"I don't want to see him impeached, I want to see him in prison," Pelosi told five committee chairs, comments that were first reported by Politico.
Ashley Etienne, a spokesperson for Pelosi, called Tuesday's meeting "productive" and would not comment on the reported prison remark, saying that the leaders "agreed to keep all options on the table" moving forward.
Pelosi's private remarks – described as an aside by one official familiar with her comments – come as she faces growing calls to launch impeachment proceedings against Trump from inside her party.
She has also argued that should the Senate fail to convict the president during trial, further cases pending against the president in New York state could be jeopardized.
“He knows it’s not a good idea to be impeached, but the silver lining for him is, then he believes that he would be exonerated by the United States Senate," Pelosi said on an appearance last week on "Jimmy Kimmel Live". "There’s a school of thought that says, if the Senate acquits you, why bring up charges against him in the private sector when he’s no longer president? So when we go through with our case, it’s got to be ironclad.”
Nearly 60 House Democrats – 1-in-4 members of the caucus – including half of the majority on the House Judiciary Committee, want to open proceedings, according to an ABC News analysis.

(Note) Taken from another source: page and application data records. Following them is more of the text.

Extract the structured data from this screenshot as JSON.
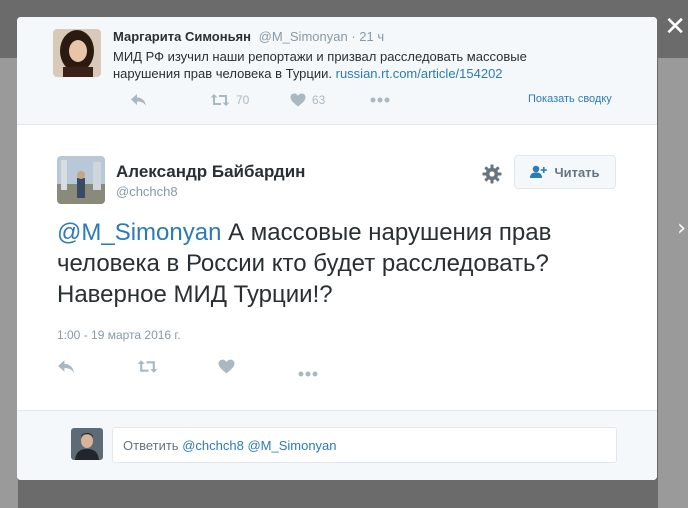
{
  "parent_tweet": {
    "name": "Маргарита Симоньян",
    "handle": "@M_Simonyan",
    "time_sep": "·",
    "time": "21 ч",
    "text_before_link": "МИД РФ изучил наши репортажи и призвал расследовать массовые нарушения прав человека в Турции.",
    "link": "russian.rt.com/article/154202",
    "retweets": "70",
    "likes": "63",
    "show_summary": "Показать сводку"
  },
  "main_tweet": {
    "name": "Александр Байбардин",
    "handle": "@chchch8",
    "follow_label": "Читать",
    "mention": "@M_Simonyan",
    "text": "А массовые нарушения прав человека в России кто будет расследовать? Наверное МИД Турции!?",
    "date": "1:00 - 19 марта 2016 г."
  },
  "reply": {
    "prefix": "Ответить",
    "mention1": "@chchch8",
    "mention2": "@M_Simonyan"
  },
  "icons": {
    "close": "close-icon",
    "next": "chevron-right-icon",
    "reply": "reply-icon",
    "retweet": "retweet-icon",
    "like": "heart-icon",
    "more": "more-icon",
    "gear": "gear-icon",
    "follow": "follow-icon"
  },
  "colors": {
    "link": "#2b7bb9",
    "muted": "#8899a6",
    "icon": "#aab8c2"
  }
}
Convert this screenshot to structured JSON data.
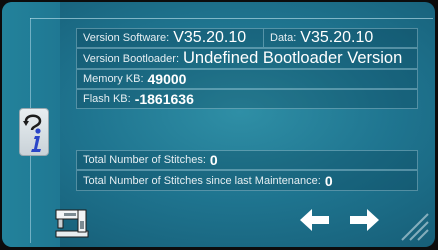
{
  "info": {
    "software_label": "Version Software:",
    "software_value": "V35.20.10",
    "data_label": "Data:",
    "data_value": "V35.20.10",
    "bootloader_label": "Version Bootloader:",
    "bootloader_value": "Undefined Bootloader Version",
    "memory_label": "Memory KB:",
    "memory_value": "49000",
    "flash_label": "Flash KB:",
    "flash_value": "-1861636"
  },
  "stitches": {
    "total_label": "Total Number of Stitches:",
    "total_value": "0",
    "maintenance_label": "Total Number of Stitches since last Maintenance:",
    "maintenance_value": "0"
  },
  "icons": {
    "info": "info-return-icon",
    "machine": "sewing-machine-icon",
    "back": "arrow-left-icon",
    "forward": "arrow-right-icon",
    "grip": "resize-grip-icon"
  },
  "colors": {
    "background": "#1f7590",
    "text": "#ffffff",
    "info_accent": "#2b46c8"
  }
}
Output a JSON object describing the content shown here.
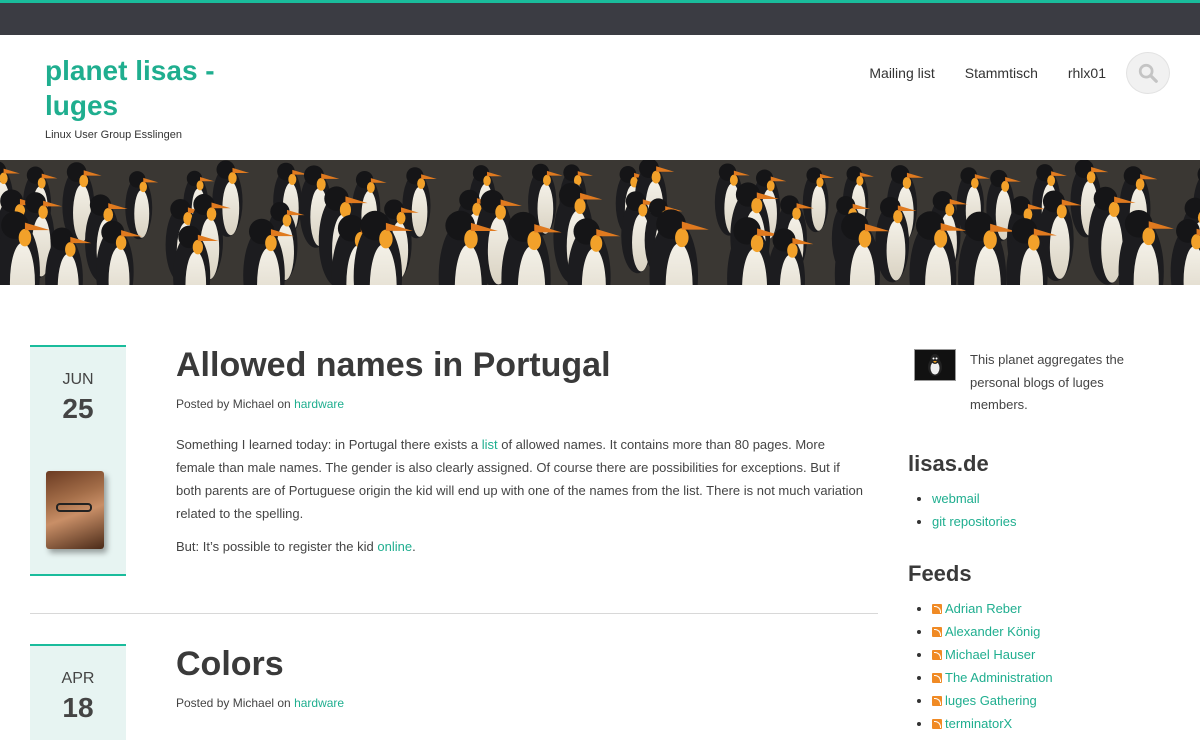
{
  "site": {
    "title": "planet lisas - luges",
    "description": "Linux User Group Esslingen"
  },
  "nav": {
    "items": [
      "Mailing list",
      "Stammtisch",
      "rhlx01"
    ],
    "search_icon": "search-icon"
  },
  "colors": {
    "accent": "#1abc9c",
    "link": "#1fae8f",
    "topbar": "#3b3c43",
    "date_box": "#e7f4f2"
  },
  "posts": [
    {
      "month": "JUN",
      "day": "25",
      "title": "Allowed names in Portugal",
      "meta_prefix": "Posted by Michael on",
      "category": "hardware",
      "paragraph1": {
        "before": "Something I learned today: in Portugal there exists a",
        "link": "list",
        "after": "of allowed names. It contains more than 80 pages. More female than male names. The gender is also clearly assigned. Of course there are possibilities for exceptions. But if both parents are of Portuguese origin the kid will end up with one of the names from the list. There is not much variation related to the spelling."
      },
      "paragraph2": {
        "before": "But: It’s possible to register the kid",
        "link": "online",
        "after": "."
      }
    },
    {
      "month": "APR",
      "day": "18",
      "title": "Colors",
      "meta_prefix": "Posted by Michael on",
      "category": "hardware"
    }
  ],
  "sidebar": {
    "planet_text": "This planet aggregates the personal blogs of luges members.",
    "lisas_title": "lisas.de",
    "lisas_links": [
      "webmail",
      "git repositories"
    ],
    "feeds_title": "Feeds",
    "feeds": [
      "Adrian Reber",
      "Alexander König",
      "Michael Hauser",
      "The Administration",
      "luges Gathering",
      "terminatorX"
    ]
  }
}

House Judiciary Committee Chairman Jerry Nadler of New York, who was one of the five chairmen in the closed-door meeting with Pelosi on Tuesday, has repeatedly laid out the case for launching impeachment proceedings to Pelosi in recent weeks.
On Tuesday, he again laid out the case, arguing that it could bolster Democrats' legal standing in court as they battle with the Trump administration over access to documents and testimony, according to sources familiar with the meeting.
Democratic sources familiar with Nadler's thinking believe he is sympathetic to calls from members of his committee to open impeachment proceedings, and has been privately supportive of the effort in conversations with them.
In an interview with CNN on Wednesday, Nadler was asked if he and Pelosi are "on the same page" on the issue of impeachment, and paused before responding.
"As I said, we are launching an inquiry now and whether we'll launch an impeachment inquiry, it may come to that," he said.
"When that decision has to be made, it will be made not by any one individual, it will be made probably by the caucus as a whole. Certainly, Nancy will have the largest single voice in it, various committee chairmen and rank and file members," he added.
A spokesman for Nadler declined to comment on the meeting Thursday.
Pelosi has been wary of starting the impeachment process without bipartisan support, concerned that the effort could potentially backfire and cost Democrats their House majority. There is also concern that impeachment could help Trump's reelection chances, particularly if the GOP-led Senate votes to acquit him.
In a news conference Wednesday, she defended Democrats efforts to continue their oversight investigations and bring the Trump administration to court when necessary to enforce subpoenas.
"Make no mistake," Pelosi said. "We know exactly what path we're on. We know exactly what actions we need to take. And while that may take more time than some people want it to take, I respect their impatience. It's a beautiful thing and it's important to our country."
"I'm not feeling any pressure," she said of the impeachment push from some members.